▶ [What is being asked] Set down the records once more, please, exactly and with the pictures left out.

▶ [Dataset excerpts]
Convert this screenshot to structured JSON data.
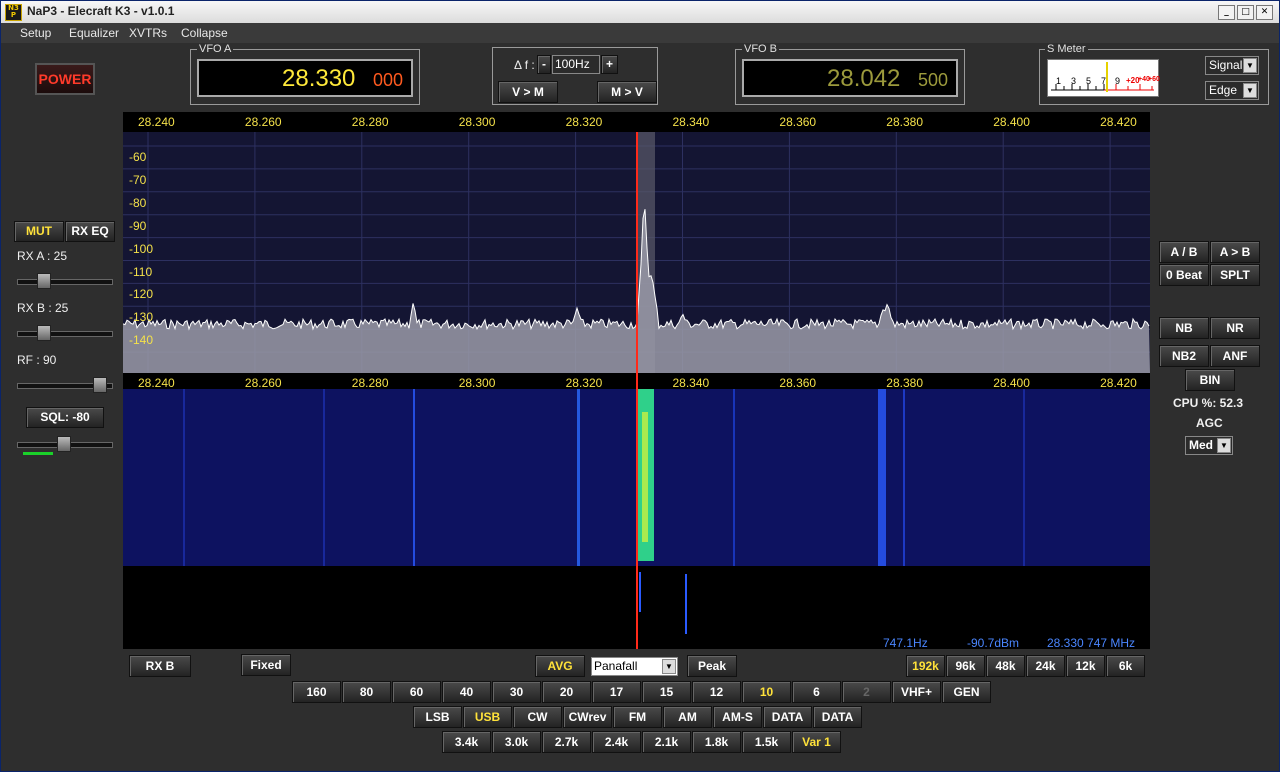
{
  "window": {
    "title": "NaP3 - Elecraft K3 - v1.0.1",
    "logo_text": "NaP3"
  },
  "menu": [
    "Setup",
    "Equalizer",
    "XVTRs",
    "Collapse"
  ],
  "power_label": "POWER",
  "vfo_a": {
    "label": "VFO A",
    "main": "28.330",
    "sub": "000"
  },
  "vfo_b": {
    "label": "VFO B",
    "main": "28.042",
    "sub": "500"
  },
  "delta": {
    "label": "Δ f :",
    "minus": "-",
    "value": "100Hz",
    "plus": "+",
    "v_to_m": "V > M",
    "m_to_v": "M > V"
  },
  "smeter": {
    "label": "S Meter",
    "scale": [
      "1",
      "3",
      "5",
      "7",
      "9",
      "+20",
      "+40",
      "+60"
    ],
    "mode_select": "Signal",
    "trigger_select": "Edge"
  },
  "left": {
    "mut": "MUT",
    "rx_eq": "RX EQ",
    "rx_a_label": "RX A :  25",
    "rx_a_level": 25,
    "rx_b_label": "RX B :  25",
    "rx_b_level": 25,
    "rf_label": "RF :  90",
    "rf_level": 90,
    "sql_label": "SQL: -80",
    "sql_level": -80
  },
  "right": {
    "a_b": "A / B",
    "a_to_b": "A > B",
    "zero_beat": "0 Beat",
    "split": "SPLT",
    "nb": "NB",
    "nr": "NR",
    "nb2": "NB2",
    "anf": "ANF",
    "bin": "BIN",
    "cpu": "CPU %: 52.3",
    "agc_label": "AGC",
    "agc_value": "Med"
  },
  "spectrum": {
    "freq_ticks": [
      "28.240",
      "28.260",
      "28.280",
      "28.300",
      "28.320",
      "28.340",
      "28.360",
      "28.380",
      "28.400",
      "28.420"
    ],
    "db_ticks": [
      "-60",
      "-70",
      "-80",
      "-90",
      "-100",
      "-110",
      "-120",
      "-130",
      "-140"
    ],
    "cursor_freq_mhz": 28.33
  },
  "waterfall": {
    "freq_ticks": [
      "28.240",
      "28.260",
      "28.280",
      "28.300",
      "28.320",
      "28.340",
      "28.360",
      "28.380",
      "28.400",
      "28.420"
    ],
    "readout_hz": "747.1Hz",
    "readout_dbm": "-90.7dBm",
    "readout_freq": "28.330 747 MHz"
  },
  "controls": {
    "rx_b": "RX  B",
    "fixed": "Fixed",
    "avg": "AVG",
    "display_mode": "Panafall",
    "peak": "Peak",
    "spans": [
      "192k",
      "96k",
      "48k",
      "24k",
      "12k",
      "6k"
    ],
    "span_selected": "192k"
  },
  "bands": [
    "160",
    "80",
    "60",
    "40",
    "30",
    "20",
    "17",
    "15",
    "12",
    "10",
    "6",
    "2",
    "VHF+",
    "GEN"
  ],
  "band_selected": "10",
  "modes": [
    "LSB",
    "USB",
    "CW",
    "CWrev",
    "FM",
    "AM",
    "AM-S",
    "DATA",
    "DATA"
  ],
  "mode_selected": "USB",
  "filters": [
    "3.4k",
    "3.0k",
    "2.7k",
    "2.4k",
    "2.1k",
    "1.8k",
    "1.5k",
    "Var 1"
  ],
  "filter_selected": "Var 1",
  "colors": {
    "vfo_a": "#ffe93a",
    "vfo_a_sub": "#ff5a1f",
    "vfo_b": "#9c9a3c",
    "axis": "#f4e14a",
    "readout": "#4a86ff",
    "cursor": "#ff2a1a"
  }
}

▶ [Problem solution]
Convert this screenshot to structured JSON data.
{
  "window": {
    "title": "NaP3 - Elecraft K3 - v1.0.1",
    "logo_text": "NaP3"
  },
  "menu": [
    "Setup",
    "Equalizer",
    "XVTRs",
    "Collapse"
  ],
  "power_label": "POWER",
  "vfo_a": {
    "label": "VFO A",
    "main": "28.330",
    "sub": "000"
  },
  "vfo_b": {
    "label": "VFO B",
    "main": "28.042",
    "sub": "500"
  },
  "delta": {
    "label": "Δ f :",
    "minus": "-",
    "value": "100Hz",
    "plus": "+",
    "v_to_m": "V > M",
    "m_to_v": "M > V"
  },
  "smeter": {
    "label": "S Meter",
    "scale": [
      "1",
      "3",
      "5",
      "7",
      "9",
      "+20",
      "+40",
      "+60"
    ],
    "mode_select": "Signal",
    "trigger_select": "Edge"
  },
  "left": {
    "mut": "MUT",
    "rx_eq": "RX EQ",
    "rx_a_label": "RX A :  25",
    "rx_a_level": 25,
    "rx_b_label": "RX B :  25",
    "rx_b_level": 25,
    "rf_label": "RF :  90",
    "rf_level": 90,
    "sql_label": "SQL: -80",
    "sql_level": -80
  },
  "right": {
    "a_b": "A / B",
    "a_to_b": "A > B",
    "zero_beat": "0 Beat",
    "split": "SPLT",
    "nb": "NB",
    "nr": "NR",
    "nb2": "NB2",
    "anf": "ANF",
    "bin": "BIN",
    "cpu": "CPU %: 52.3",
    "agc_label": "AGC",
    "agc_value": "Med"
  },
  "spectrum": {
    "freq_ticks": [
      "28.240",
      "28.260",
      "28.280",
      "28.300",
      "28.320",
      "28.340",
      "28.360",
      "28.380",
      "28.400",
      "28.420"
    ],
    "db_ticks": [
      "-60",
      "-70",
      "-80",
      "-90",
      "-100",
      "-110",
      "-120",
      "-130",
      "-140"
    ],
    "cursor_freq_mhz": 28.33
  },
  "waterfall": {
    "freq_ticks": [
      "28.240",
      "28.260",
      "28.280",
      "28.300",
      "28.320",
      "28.340",
      "28.360",
      "28.380",
      "28.400",
      "28.420"
    ],
    "readout_hz": "747.1Hz",
    "readout_dbm": "-90.7dBm",
    "readout_freq": "28.330 747 MHz"
  },
  "controls": {
    "rx_b": "RX  B",
    "fixed": "Fixed",
    "avg": "AVG",
    "display_mode": "Panafall",
    "peak": "Peak",
    "spans": [
      "192k",
      "96k",
      "48k",
      "24k",
      "12k",
      "6k"
    ],
    "span_selected": "192k"
  },
  "bands": [
    "160",
    "80",
    "60",
    "40",
    "30",
    "20",
    "17",
    "15",
    "12",
    "10",
    "6",
    "2",
    "VHF+",
    "GEN"
  ],
  "band_selected": "10",
  "modes": [
    "LSB",
    "USB",
    "CW",
    "CWrev",
    "FM",
    "AM",
    "AM-S",
    "DATA",
    "DATA"
  ],
  "mode_selected": "USB",
  "filters": [
    "3.4k",
    "3.0k",
    "2.7k",
    "2.4k",
    "2.1k",
    "1.8k",
    "1.5k",
    "Var 1"
  ],
  "filter_selected": "Var 1",
  "colors": {
    "vfo_a": "#ffe93a",
    "vfo_a_sub": "#ff5a1f",
    "vfo_b": "#9c9a3c",
    "axis": "#f4e14a",
    "readout": "#4a86ff",
    "cursor": "#ff2a1a"
  }
}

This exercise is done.